Lao Tzu said, ‘If you care about what other people think you will always be their prisoner.”
Have you ever wanted everyone to think you are a good parent? I have. In fact, I was desperate for people to acknowledge that I indeed was part of the invisible PPC, Perfect Parenting Club. My thinking at the time was I might not be good enough in all these areas, but I’ll be the best parent I can be.
The problem with being desperate to be in this PPC, Perfect Parenting Club is that it’s not real. The expectations are all built on impossible standards that nobody can ever fully meet.
For as long as I can recall I chased happiness. It was always right around the corner. I had the “I’ll be happy when,” syndrome. From college, to a career, a relationship, to marriage, a house, then drugs, and alcohol, I would catch of little hit of happiness and it always sent me looking for my next high. The actual reward was never enough.
The next logical thing was a baby but that didn't happen so easily. We spent a couple of years going through infertility treatments and then we had the opportunity to adopt. We were able to bring our son home when he was 3 days old and I was over the moon!
I quit drinking immediately and over the next 10 months my husband and I fell in love with him. Like most new parents he was the center of our universe and nobody could dispute the love I had for this child.
I was well into my teaching career and my husband had a good job and everything was great. When my son turned 10 months old, he began to exhibit some out of character behaviors. He was angry, aggressive, screaming, would try to pull his own hair out and he began having seizures.

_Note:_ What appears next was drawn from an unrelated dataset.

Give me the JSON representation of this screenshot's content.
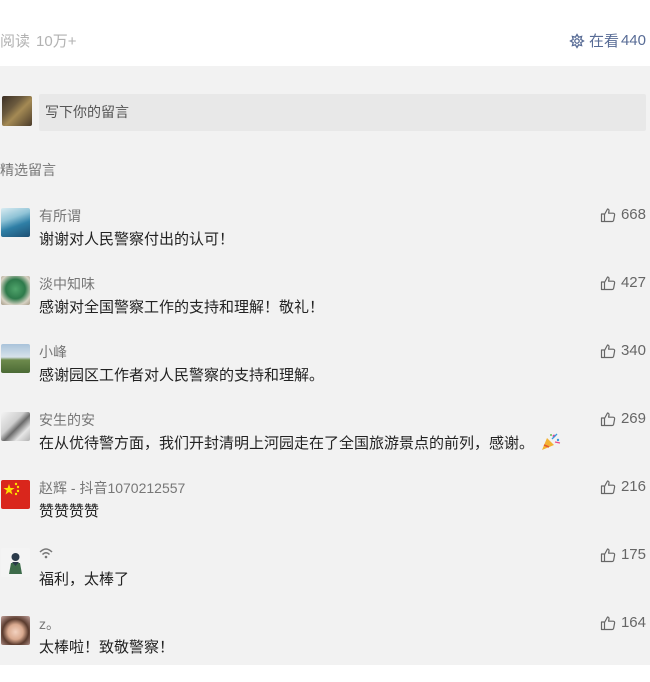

We were in a panic. Doctors advised he is probably going through his terrible twos early, give it time. Family said, you guys pay too much attention to him, let him cry. I knew in my heart something was wrong. Over the next 10 years, the behavior escalated. We went from doctor to doctor, medicine to medicine, therapists, hospitals, testing, parenting classes and online programs. You name it, we tried it.
In 2010 I gave birth to a beautiful baby girl. Our family was complete, and I should have been grateful and full of joy. After the excitement wore off, I was back in a depression and could only see what I was lacking.
I often took prescription pills because it was easy to hide and I made the excuse that my life is too hard, and I deserved some relief.
We finally tried one more program to help my son and it failed. We were consumed with grief.
Not only was I not invited to the perfect parenting club, I felt shamed. It always seemed like the finger pointed at something we were doing to cause this since nobody could give us an answer.
My marriage was rocky at best, I felt alone, empty, and full of shame. I thought I could drink a few every now and then. I tested the waters and I started drinking more and more and before I knew it, I was worse than I ever had been before quitting.
I stayed drunk for 2 years.
One evening we had family in town, and they went downtown. They called me at 8:30 in the evening to go pick them up, but I was already drunk. I pulled myself together, picked them up and on our way back one of the family members says, “it looks like someone had too much to drink.” That sent me into an angry, shame spiraled drunken rage, behind the wheel and with children in the back seat. We made it home safely, but the damage was done and the level of shame I felt the next day pushed me to the edge. I just wanted to die.
I reached out to a friend in a recovery program. She invited me to a meeting. I had been before but did not think I belonged there. Now I felt grateful to be with people that didn't see me as an evil person.
I was ready and willing to do whatever they suggested because clearly everything I had done up until now had failed on every level. I really began to look at myself and how I had been choosing to cope with the hard thing’s life throws at us.
I still didn't think my behavior was contributing to my child's behavior. I was sure I had the only child with this invisible disability. Over the next year I got real. I peeled back the layers of who I was piece by piece. I found real change at the intersection of humility and grace. I began to see recovery was more than just staying sober, I was learning how to live.
I was not a horrible person; I was a hurting person that had run out of coping skills. I began slowly to have compassion for myself and my child. We finally found out that he was struggling with sensory processing disorder. My child’s disability was not the cause of my suffering, but I used it as an excuse to stay sick for a long time. I had to go through all the drama to get to the breaking point of surrender. I would not find lasting anything until I stopped fighting long enough to heal myself.
The sober community embraced me for who I am, never shaming me for my mistakes. This gave me enough confidence to grow right alongside my child.
If you are struggling today and your child has a disability, you are not alone. We can do hard things sober. We can face struggles in life from a place of integrity and live a joyful life.